======== EXTRACTED MATERIAL ========

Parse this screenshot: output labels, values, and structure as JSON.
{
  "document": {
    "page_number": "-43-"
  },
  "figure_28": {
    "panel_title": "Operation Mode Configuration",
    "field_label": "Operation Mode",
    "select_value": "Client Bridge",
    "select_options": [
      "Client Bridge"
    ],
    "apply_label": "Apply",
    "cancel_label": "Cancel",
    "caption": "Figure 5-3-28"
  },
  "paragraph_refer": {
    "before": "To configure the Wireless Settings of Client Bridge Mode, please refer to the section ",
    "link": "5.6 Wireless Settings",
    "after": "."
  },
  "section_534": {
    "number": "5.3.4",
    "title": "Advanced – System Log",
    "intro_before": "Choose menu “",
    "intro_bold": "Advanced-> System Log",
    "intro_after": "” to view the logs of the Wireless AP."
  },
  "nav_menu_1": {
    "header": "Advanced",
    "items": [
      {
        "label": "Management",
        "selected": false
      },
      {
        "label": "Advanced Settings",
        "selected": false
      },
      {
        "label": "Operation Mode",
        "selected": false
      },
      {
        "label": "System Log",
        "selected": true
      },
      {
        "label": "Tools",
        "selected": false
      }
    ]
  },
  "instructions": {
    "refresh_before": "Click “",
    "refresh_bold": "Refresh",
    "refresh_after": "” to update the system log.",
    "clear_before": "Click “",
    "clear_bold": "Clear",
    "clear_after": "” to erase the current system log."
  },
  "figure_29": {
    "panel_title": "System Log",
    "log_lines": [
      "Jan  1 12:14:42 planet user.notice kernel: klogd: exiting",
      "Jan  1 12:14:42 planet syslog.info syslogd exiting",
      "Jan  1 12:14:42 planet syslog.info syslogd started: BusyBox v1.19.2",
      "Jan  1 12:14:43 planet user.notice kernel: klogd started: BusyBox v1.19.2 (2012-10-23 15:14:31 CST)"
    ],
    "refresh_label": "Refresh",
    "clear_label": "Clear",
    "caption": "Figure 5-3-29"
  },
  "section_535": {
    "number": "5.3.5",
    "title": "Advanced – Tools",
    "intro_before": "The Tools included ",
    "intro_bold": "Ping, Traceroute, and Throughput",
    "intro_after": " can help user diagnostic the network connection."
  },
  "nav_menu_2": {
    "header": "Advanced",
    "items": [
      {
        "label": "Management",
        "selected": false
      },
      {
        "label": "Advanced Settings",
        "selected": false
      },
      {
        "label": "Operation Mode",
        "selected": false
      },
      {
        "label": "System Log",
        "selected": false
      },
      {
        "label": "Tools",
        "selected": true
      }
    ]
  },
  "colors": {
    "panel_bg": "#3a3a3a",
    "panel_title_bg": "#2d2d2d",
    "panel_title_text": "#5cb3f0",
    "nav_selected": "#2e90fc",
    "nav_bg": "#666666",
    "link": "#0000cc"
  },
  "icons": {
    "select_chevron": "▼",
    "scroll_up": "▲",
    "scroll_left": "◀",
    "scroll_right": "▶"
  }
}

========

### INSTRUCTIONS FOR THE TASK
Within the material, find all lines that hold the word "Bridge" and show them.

### SOLUTION TO THIS TASK
    "select_value": "Client Bridge",
      "Client Bridge"
    "before": "To configure the Wireless Settings of Client Bridge Mode, please refer to the section ",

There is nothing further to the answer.